◆ **PROVIDED MATERIAL**:
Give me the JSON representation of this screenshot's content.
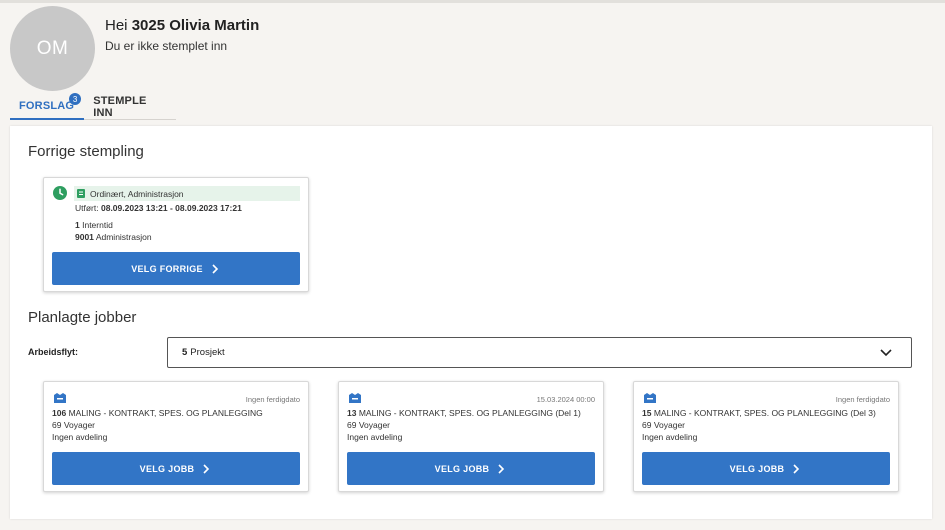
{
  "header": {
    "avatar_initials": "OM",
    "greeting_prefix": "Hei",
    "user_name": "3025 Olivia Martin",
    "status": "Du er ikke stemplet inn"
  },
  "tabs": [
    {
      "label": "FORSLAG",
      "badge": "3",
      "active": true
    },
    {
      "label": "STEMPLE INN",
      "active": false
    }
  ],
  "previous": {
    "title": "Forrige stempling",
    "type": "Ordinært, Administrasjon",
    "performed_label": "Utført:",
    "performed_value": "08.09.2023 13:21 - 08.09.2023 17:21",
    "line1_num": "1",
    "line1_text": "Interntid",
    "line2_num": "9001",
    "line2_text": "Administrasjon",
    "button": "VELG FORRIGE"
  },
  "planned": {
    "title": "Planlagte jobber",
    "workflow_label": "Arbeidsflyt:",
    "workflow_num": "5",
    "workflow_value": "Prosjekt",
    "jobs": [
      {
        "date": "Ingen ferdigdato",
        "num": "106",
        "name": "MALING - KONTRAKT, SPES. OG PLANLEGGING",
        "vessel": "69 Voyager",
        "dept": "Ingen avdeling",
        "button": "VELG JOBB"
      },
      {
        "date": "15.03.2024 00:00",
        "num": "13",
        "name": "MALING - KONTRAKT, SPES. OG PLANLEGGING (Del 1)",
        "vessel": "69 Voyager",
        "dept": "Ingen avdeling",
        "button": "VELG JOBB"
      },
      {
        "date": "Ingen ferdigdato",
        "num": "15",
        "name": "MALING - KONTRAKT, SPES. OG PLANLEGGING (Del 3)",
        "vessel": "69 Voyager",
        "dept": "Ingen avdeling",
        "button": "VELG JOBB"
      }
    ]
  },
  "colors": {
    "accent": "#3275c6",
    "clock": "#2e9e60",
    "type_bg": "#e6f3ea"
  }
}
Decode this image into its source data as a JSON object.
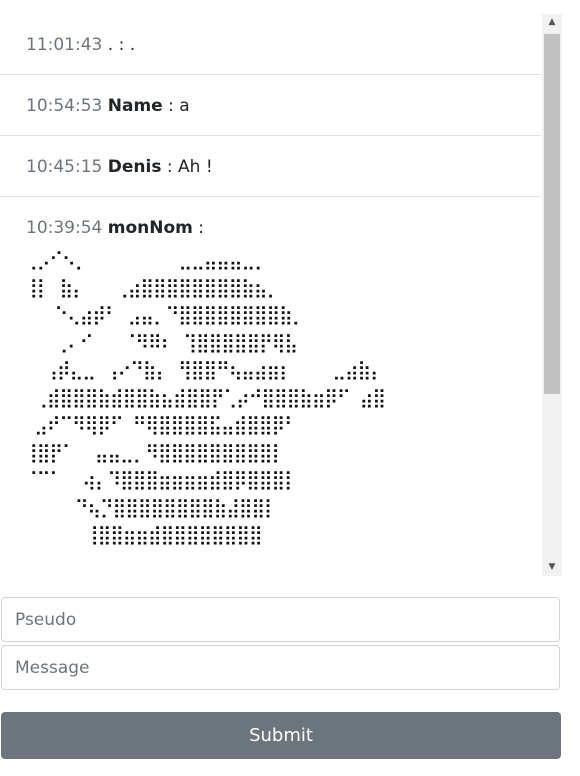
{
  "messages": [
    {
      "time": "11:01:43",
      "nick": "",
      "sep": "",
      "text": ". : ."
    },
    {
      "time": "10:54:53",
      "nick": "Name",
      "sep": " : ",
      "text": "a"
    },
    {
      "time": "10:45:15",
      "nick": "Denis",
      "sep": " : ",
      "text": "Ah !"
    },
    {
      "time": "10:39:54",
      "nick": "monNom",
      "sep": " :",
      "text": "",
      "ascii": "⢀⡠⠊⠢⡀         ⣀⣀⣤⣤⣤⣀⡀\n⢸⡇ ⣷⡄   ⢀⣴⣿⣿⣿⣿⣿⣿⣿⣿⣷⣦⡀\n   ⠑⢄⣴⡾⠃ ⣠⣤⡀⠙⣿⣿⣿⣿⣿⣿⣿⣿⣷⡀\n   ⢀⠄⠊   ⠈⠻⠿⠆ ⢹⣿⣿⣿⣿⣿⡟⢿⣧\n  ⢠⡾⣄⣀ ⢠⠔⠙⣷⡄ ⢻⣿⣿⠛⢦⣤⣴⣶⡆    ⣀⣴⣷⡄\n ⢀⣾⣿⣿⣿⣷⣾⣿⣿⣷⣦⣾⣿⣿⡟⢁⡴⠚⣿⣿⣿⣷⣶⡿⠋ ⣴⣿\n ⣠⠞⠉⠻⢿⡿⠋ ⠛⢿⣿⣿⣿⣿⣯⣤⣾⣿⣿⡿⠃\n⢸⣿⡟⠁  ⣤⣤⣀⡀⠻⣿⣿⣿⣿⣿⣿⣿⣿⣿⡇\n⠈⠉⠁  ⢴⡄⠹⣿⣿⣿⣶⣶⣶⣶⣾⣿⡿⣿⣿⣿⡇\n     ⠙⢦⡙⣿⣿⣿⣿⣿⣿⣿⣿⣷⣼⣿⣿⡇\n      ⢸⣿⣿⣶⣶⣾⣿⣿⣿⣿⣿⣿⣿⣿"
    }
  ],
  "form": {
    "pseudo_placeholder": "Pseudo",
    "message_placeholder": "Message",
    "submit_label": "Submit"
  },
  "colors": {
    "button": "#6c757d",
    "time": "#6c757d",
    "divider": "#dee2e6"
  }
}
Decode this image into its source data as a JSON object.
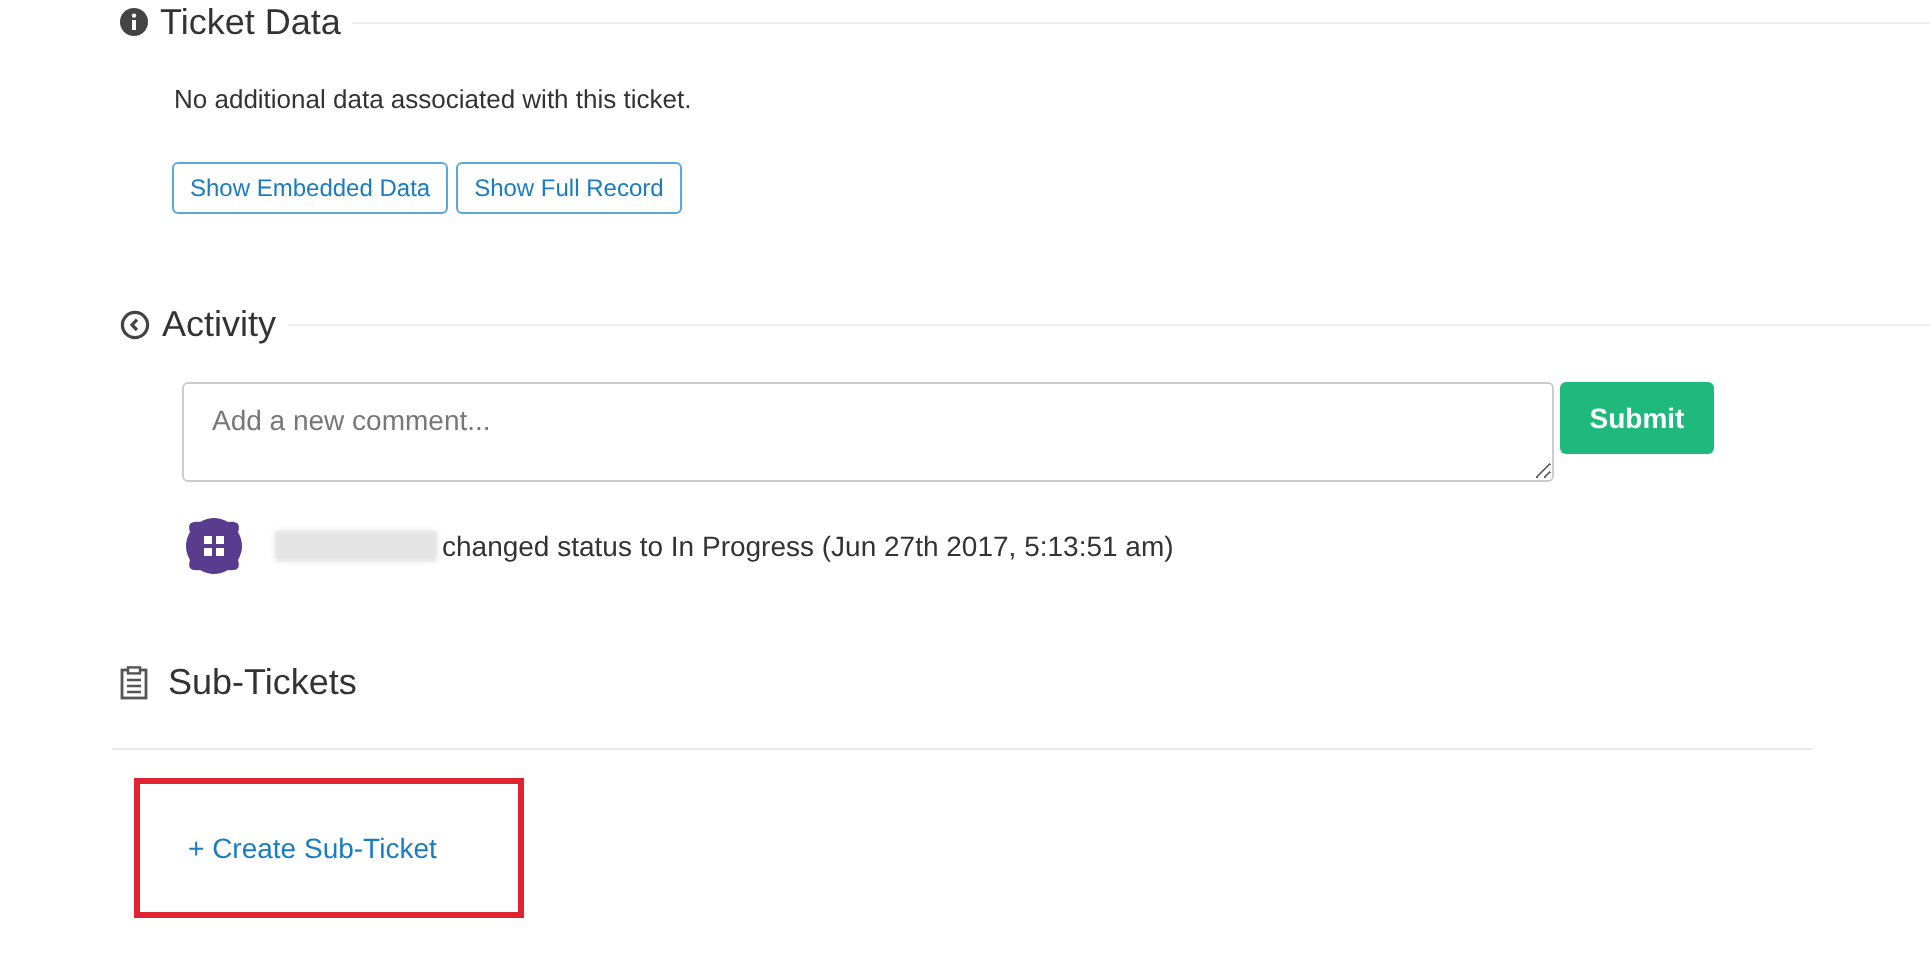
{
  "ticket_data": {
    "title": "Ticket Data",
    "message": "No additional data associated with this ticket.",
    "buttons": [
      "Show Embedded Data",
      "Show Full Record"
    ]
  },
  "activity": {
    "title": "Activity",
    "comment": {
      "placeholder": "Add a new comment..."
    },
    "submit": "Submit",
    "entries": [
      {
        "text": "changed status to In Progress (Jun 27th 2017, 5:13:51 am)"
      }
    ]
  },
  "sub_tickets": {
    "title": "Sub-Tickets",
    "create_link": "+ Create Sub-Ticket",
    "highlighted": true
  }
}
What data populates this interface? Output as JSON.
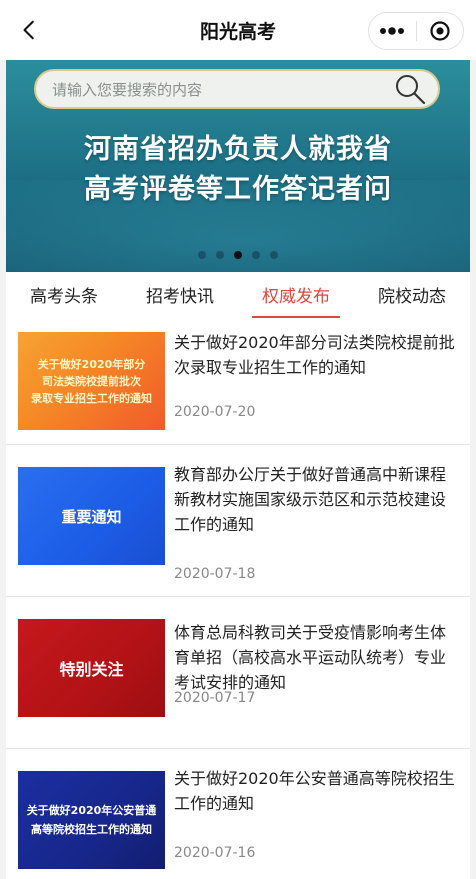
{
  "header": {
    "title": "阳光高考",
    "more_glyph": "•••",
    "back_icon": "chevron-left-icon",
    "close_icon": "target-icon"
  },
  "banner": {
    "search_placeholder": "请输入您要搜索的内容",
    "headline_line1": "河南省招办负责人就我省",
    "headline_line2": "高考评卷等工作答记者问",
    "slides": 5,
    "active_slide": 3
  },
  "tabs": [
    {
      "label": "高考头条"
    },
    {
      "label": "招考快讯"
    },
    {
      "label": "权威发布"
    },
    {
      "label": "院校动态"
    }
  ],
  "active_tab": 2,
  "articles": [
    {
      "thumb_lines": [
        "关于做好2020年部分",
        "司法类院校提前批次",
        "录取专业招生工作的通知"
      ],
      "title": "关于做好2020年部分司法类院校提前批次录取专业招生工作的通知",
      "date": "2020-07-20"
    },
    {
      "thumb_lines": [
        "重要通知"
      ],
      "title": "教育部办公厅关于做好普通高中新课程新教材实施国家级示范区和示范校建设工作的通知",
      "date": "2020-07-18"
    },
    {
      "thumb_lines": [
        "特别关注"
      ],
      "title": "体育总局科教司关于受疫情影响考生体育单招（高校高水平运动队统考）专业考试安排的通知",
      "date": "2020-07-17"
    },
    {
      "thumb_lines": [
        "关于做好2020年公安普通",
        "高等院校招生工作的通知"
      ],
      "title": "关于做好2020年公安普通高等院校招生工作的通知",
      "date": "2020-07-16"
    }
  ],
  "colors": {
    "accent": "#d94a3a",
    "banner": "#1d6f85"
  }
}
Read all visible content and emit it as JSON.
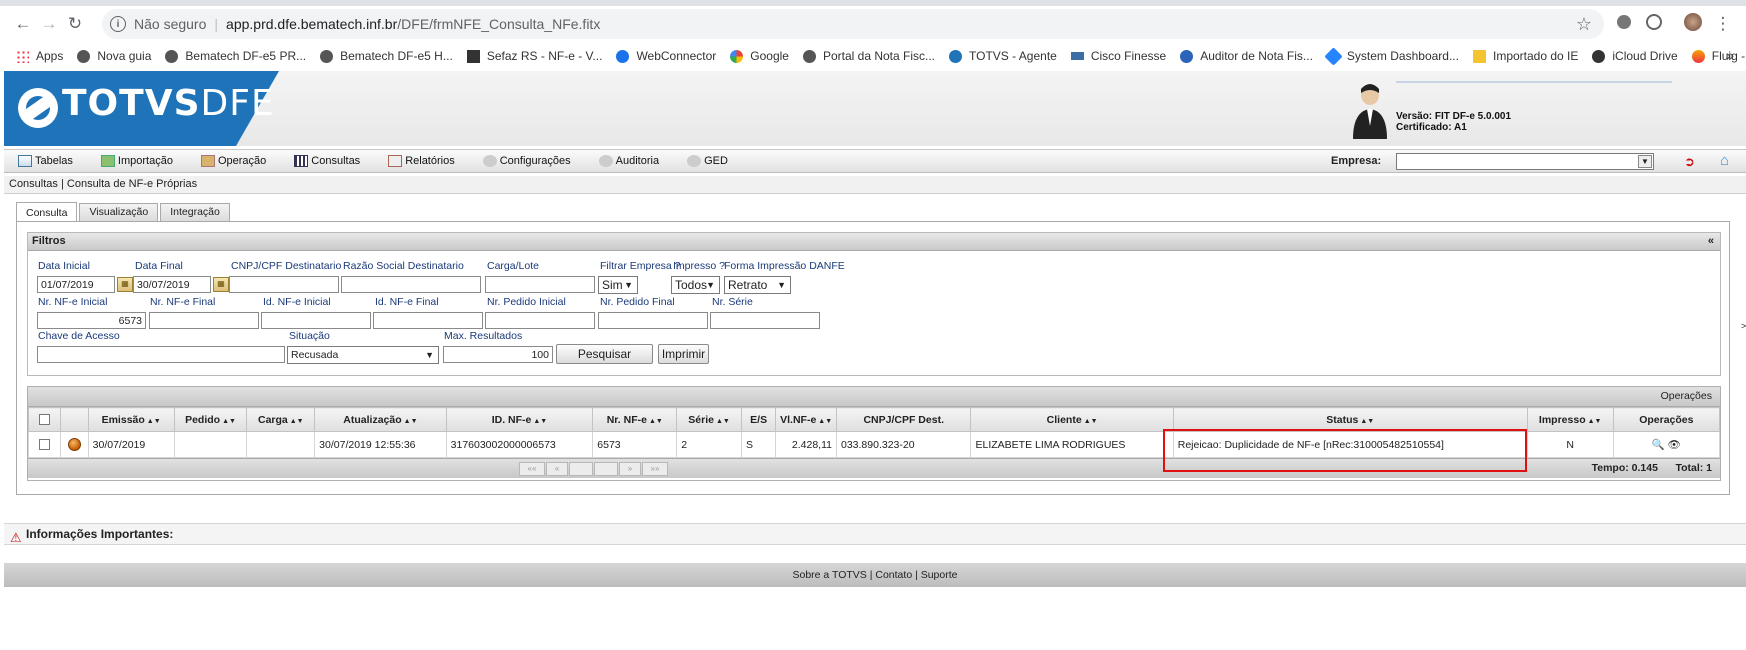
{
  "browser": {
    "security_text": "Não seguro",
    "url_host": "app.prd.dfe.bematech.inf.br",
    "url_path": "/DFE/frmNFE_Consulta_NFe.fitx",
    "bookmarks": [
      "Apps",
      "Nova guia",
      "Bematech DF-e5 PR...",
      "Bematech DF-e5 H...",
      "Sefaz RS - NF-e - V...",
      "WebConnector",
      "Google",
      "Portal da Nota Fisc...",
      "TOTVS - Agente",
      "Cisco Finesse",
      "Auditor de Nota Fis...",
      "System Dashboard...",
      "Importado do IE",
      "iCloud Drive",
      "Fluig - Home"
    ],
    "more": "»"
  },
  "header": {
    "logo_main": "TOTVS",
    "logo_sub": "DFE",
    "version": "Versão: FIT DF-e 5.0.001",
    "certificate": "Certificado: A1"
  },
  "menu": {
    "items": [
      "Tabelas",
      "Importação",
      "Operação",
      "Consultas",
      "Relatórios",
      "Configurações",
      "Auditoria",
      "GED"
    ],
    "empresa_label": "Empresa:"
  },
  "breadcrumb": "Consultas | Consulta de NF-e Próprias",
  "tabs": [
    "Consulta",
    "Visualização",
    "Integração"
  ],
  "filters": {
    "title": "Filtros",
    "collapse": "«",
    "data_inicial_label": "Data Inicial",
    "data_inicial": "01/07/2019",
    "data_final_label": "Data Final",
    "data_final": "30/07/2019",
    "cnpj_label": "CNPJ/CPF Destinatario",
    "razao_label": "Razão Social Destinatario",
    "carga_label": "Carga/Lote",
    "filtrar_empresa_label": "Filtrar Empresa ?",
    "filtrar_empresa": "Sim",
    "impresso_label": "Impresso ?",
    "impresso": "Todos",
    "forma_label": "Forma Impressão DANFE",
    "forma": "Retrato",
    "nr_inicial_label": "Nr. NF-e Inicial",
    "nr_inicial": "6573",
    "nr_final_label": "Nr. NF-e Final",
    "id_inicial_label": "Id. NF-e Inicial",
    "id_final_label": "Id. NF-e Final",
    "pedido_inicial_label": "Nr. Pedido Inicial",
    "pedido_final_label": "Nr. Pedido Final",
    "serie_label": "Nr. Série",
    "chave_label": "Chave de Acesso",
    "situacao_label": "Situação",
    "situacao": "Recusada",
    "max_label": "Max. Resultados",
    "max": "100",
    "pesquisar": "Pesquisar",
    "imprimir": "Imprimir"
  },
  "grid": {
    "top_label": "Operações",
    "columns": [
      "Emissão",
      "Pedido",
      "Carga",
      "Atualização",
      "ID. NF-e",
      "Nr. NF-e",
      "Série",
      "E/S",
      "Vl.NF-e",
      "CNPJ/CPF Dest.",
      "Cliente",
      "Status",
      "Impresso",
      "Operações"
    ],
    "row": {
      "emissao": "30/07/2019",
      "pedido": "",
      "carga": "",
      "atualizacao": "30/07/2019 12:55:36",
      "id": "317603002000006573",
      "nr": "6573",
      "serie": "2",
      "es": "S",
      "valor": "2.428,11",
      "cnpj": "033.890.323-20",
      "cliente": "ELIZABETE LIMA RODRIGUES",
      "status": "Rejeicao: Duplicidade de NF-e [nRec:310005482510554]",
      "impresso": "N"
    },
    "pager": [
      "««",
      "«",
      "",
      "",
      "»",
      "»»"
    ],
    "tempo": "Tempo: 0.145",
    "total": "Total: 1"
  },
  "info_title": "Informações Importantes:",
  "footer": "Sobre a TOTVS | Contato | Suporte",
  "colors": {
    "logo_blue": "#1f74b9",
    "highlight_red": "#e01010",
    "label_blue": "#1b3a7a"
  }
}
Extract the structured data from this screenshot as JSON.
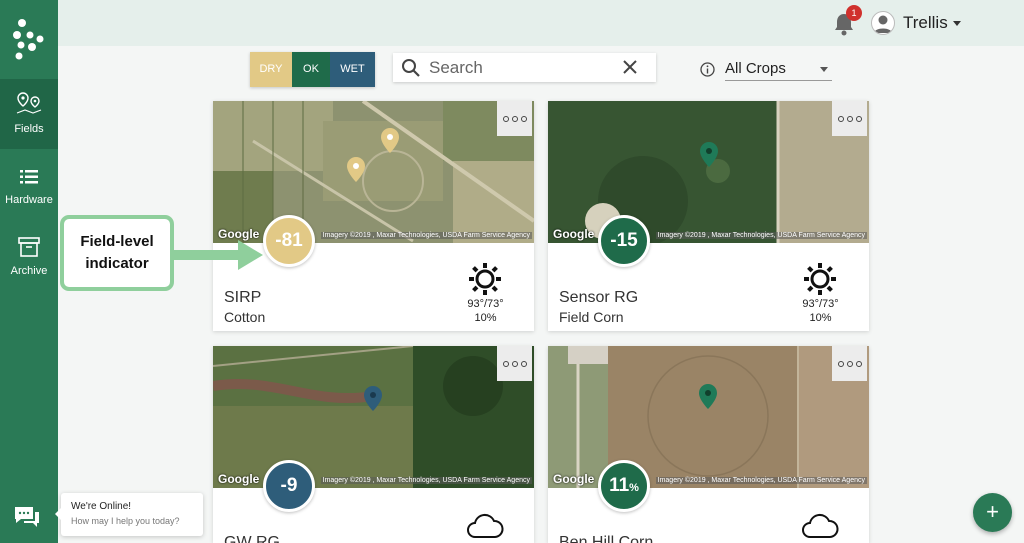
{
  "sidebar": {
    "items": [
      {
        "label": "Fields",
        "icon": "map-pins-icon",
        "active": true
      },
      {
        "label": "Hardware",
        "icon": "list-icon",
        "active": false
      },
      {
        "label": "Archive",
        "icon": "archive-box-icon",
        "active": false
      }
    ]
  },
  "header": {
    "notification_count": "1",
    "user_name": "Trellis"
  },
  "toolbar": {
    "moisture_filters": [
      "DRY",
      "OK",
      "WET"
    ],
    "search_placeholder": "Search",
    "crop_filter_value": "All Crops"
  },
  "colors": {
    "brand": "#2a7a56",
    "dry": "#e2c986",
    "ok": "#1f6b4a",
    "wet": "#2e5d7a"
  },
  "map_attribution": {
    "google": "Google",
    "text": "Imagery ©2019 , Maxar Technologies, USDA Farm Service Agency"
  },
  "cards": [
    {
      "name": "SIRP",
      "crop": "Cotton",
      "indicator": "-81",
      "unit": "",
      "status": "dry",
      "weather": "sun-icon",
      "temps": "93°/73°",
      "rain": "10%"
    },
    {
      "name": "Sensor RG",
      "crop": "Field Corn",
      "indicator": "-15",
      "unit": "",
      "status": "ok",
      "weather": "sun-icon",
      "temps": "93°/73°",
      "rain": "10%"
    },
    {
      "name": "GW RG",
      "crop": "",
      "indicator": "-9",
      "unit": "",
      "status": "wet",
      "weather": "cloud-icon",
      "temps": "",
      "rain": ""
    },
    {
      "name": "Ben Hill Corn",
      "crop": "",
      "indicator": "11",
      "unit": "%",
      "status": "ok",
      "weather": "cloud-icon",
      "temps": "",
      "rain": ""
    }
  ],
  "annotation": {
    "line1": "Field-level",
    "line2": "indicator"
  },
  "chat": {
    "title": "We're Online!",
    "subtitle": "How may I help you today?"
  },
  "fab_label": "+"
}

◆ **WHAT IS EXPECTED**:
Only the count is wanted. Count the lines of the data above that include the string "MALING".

◆ **WRITTEN SOLUTION**:
3